Boris Johnson is not Theresa May. Boris Johnson is not even nearly Theresa May. For the majority of May’s rudderless two years in power, there was a constant perception that the majority of her party were publicly supporting her while sharpening their knives in private. She lacked confidence, leadership, charm, and charisma. Aside from the fact that they’ve held identical jobs, one imagines that Johnson and May have very little in common at all.
Because of that, Johnson’s decision to call a snap election shouldn’t be compared to May’s disastrous 2017 mistake. That was a vanity project. May was seduced by a few favorable looking polls, and decided to call an election to boost a majority she already had in order to get her vision of Brexit through Parliament. We won’t dwell on what happened next; suffice to say that her party lost their majority, and have never had a majority at any point since.

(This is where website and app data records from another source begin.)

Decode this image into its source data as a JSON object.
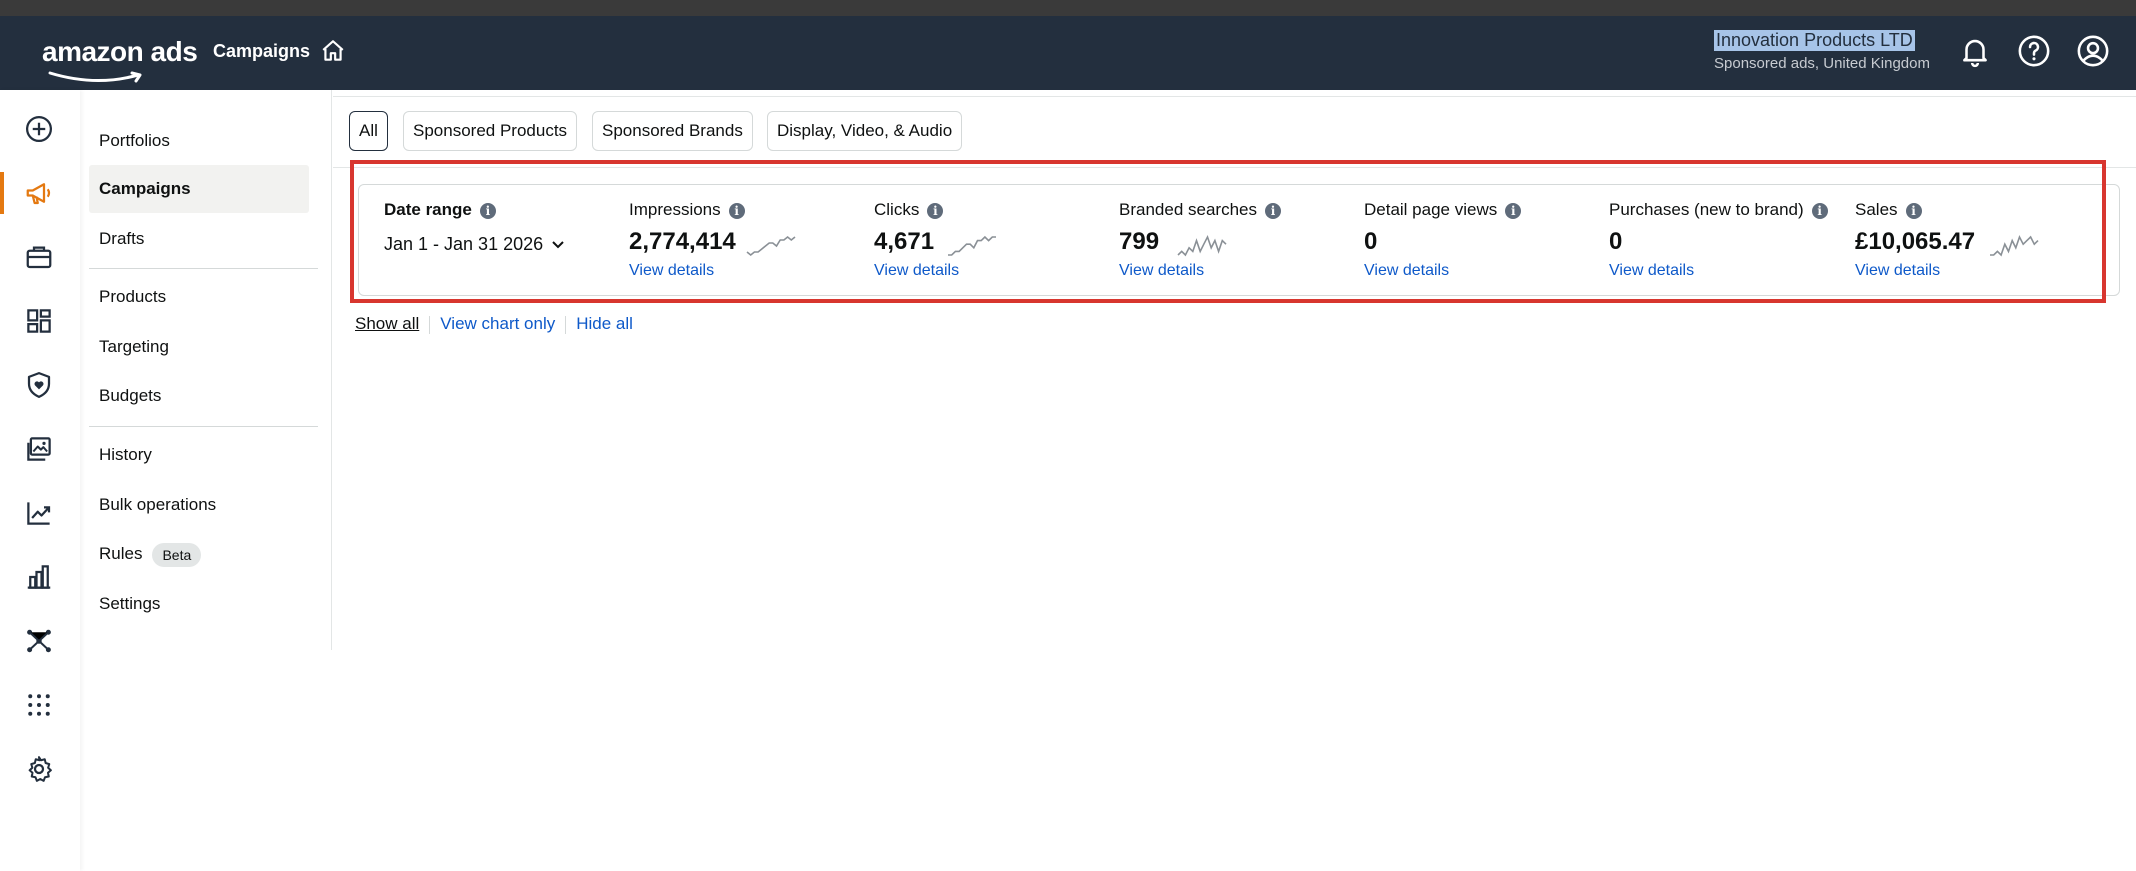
{
  "header": {
    "logo_text": "amazon ads",
    "section_title": "Campaigns",
    "account_name": "Innovation Products LTD",
    "account_sub": "Sponsored ads, United Kingdom"
  },
  "rail": {
    "icons": [
      "plus-circle-icon",
      "megaphone-icon",
      "briefcase-icon",
      "dashboard-icon",
      "shield-heart-icon",
      "images-icon",
      "line-chart-icon",
      "bar-chart-icon",
      "network-icon",
      "apps-grid-icon",
      "gear-icon"
    ],
    "active_color": "#e47911"
  },
  "nav": {
    "items": [
      {
        "label": "Portfolios"
      },
      {
        "label": "Campaigns"
      },
      {
        "label": "Drafts"
      },
      {
        "label": "Products"
      },
      {
        "label": "Targeting"
      },
      {
        "label": "Budgets"
      },
      {
        "label": "History"
      },
      {
        "label": "Bulk operations"
      },
      {
        "label": "Rules",
        "badge": "Beta"
      },
      {
        "label": "Settings"
      }
    ]
  },
  "filters": {
    "pills": [
      "All",
      "Sponsored Products",
      "Sponsored Brands",
      "Display, Video, & Audio"
    ],
    "selected": "All"
  },
  "metrics": {
    "date_range_label": "Date range",
    "date_range_value": "Jan 1 - Jan 31 2026",
    "items": [
      {
        "label": "Impressions",
        "value": "2,774,414",
        "link": "View details",
        "spark": [
          6,
          7,
          6,
          6,
          5,
          4,
          3,
          3,
          4,
          2,
          2,
          1,
          2,
          1
        ]
      },
      {
        "label": "Clicks",
        "value": "4,671",
        "link": "View details",
        "spark": [
          6,
          6,
          5,
          5,
          4,
          3,
          3,
          4,
          2,
          2,
          1,
          2,
          1,
          1
        ]
      },
      {
        "label": "Branded searches",
        "value": "799",
        "link": "View details",
        "spark": [
          6,
          5,
          6,
          4,
          5,
          2,
          5,
          3,
          1,
          4,
          2,
          5,
          2,
          3
        ]
      },
      {
        "label": "Detail page views",
        "value": "0",
        "link": "View details"
      },
      {
        "label": "Purchases (new to brand)",
        "value": "0",
        "link": "View details"
      },
      {
        "label": "Sales",
        "value": "£10,065.47",
        "link": "View details",
        "spark": [
          6,
          6,
          5,
          6,
          3,
          5,
          2,
          4,
          1,
          3,
          2,
          1,
          3,
          2
        ]
      }
    ],
    "highlight_color": "#d8362f"
  },
  "view_links": {
    "show_all": "Show all",
    "view_chart_only": "View chart only",
    "hide_all": "Hide all"
  }
}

Johnson has called an election because Parliament is paralysed, and the current situation is untenable. He’s taken the same action as his predecessor in terms of calling an election long before on is due, but for very different reasons.
Now we’ve stated the obvious by pointing out that Johnson is a different kind of leader to May (and, for most people, a vastly preferable one), we should point out something else. There is no way in the world that the Conservative Party should lose this election. They have a seemingly insurmountable lead in the polls. They’re up against the most unpopular Labour leader in living memory. The Liberal Democrats – in the unlikely event they were ever likely to become a factor anyway – have surely condemned themselves to electoral disaster by pledging to withdraw Article 50 if elected.

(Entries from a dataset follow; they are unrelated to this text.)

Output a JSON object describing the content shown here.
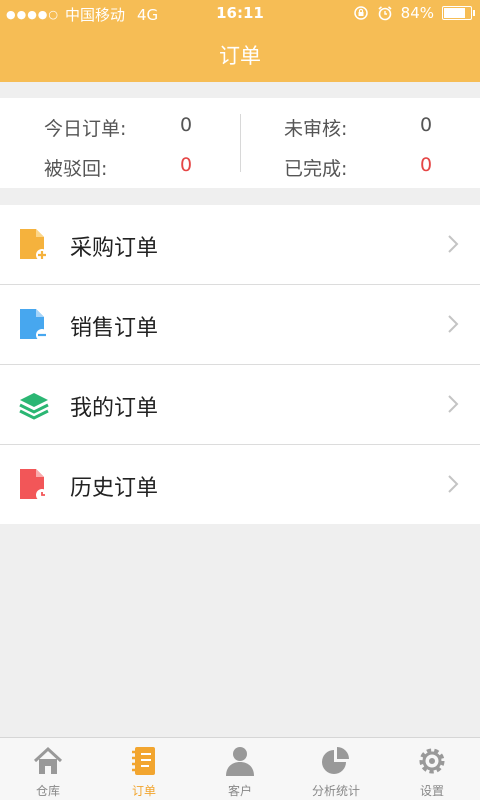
{
  "status_bar": {
    "carrier": "中国移动",
    "network": "4G",
    "time": "16:11",
    "battery": "84%",
    "battery_level": 0.84
  },
  "header": {
    "title": "订单"
  },
  "stats": {
    "today_label": "今日订单:",
    "today_value": "0",
    "pending_label": "未审核:",
    "pending_value": "0",
    "rejected_label": "被驳回:",
    "rejected_value": "0",
    "done_label": "已完成:",
    "done_value": "0"
  },
  "menu": [
    {
      "label": "采购订单",
      "icon": "purchase-order-icon",
      "color": "#f5b23d"
    },
    {
      "label": "销售订单",
      "icon": "sales-order-icon",
      "color": "#47a7ef"
    },
    {
      "label": "我的订单",
      "icon": "layers-icon",
      "color": "#2bb673"
    },
    {
      "label": "历史订单",
      "icon": "history-order-icon",
      "color": "#f25658"
    }
  ],
  "tabs": [
    {
      "label": "仓库",
      "icon": "home-icon"
    },
    {
      "label": "订单",
      "icon": "notebook-icon",
      "active": true
    },
    {
      "label": "客户",
      "icon": "user-icon"
    },
    {
      "label": "分析统计",
      "icon": "pie-chart-icon"
    },
    {
      "label": "设置",
      "icon": "gear-icon"
    }
  ],
  "colors": {
    "accent": "#f6bd55",
    "alert_value": "#e54545",
    "tab_active": "#f2a52f"
  }
}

Unfortunately, this is the Tories we’re talking about, and if any party ever knew how to shoot itself in the foot, it’s the Tory Party. You occasionally feel like they could walk away from a mobile slots casino having made a loss, even if they owned the mobile slots casino, and every penny spent on every single one of the games went back into their pockets. Despite that, we appear to be sleepwalking into a situation where a loss is becoming more possible with each passing day. Put it this way – if we did have a pound to spend in our metaphorical casino, we’d be spending it on Rose Slots website instead of backing the party to win the election. We’d get better odds.
May’s election strategy in 2017 was so bad that it occasionally seemed like she was trying to lose on purpose, with the so-called ‘dementia tax’ being a particular lowlight. We expected better from Johnson, but we’re already seeing some worrying lapses in judgment, and a failure to appreciate the social and political mood of the country. Chief among the failing we’ve seen to date is his failure to strike a deal with Nigel Farage and his Brexit Party.
We’re not saying that a No Deal Brexit is necessarily the best way to go about departing from the EU. Johnson’s negotiated deal has the backing of his party – and is likely to have the backing of Parliament – and therefore should be given a chance to proceed. All he had to do to get Farage’s blessing was keep No Deal on the table. Farage offered him an orange branch. Johnson singularly failed to take it.
The Brexit Party aren’t going to win the election, or even come close. It might even turn out to be the case that the Brexit Party won’t even win a single seat, regardless of how much money is plowed into their campaign. That doesn’t matter. What does matter is that in every single constituency, there will be a proportion of voters who opt to back the Brexit Party. The majority of those voters are likely to be disillusioned former Conservative voters. Every time that happens, it weakens the Tory share of the vote. In doing so, it lowers the bar required for Labour to sneak in and win.
The second failure is one of speed and principle. The moment it became apparent that Welsh Secretary Alun Cairns had lied about his level of knowledge regarding the sabotage of a rape trial by one of his aides, Johnson should have fired him immediately. He didn’t. Cairns was permitted to hang around for a few painful days, and then resign of his own accord. That was always going to be the end result, and Johnson would have been perceived as a strong leader for dismissing him. As he didn’t, the resulting media storm had a negative impact on the launch of the Conservative Party’s election campaign.
If we can agree that failing to sack Cairns was a lapse of judgment, perhaps we can agree on something else, too. Nick Conrad should never have been selected as the candidate for Broadland in Norfolk. He’s now withdrawn his candidacy, but the fact that he was ever selected at all is mystifying. This is a man who said, during a live radio broadcast, that women should ‘keep their knickers on’ if they want to avoid being raped, among various other comments suggesting women were partially responsible for rape. The fact that he’s apologised profusely for those comments is immaterial. They were made only five years ago. This wasn’t ancient history, and a candidate so toxic shouldn’t have been anywhere near candidacy. Taking the Cairns incident and the Conrad incident together, it’s almost as if someone at Tory campaign HQ has forgotten that women read and watch the news, and also vote. Alienating half of the electorate is not a winning strategy.
At the time of writing, the average poll lead that the Conservatives have over Labour is narrowing. That would probably have happened at some point during campaign season anyway, but it’s hard to avoid the feeling that the party is currently inflicting wounds upon itself. This is still Boris Johnson’s election to lose, but he’ll want to avoid a repeat of the poor performance of the past seven days if he’s to be sure of winning it.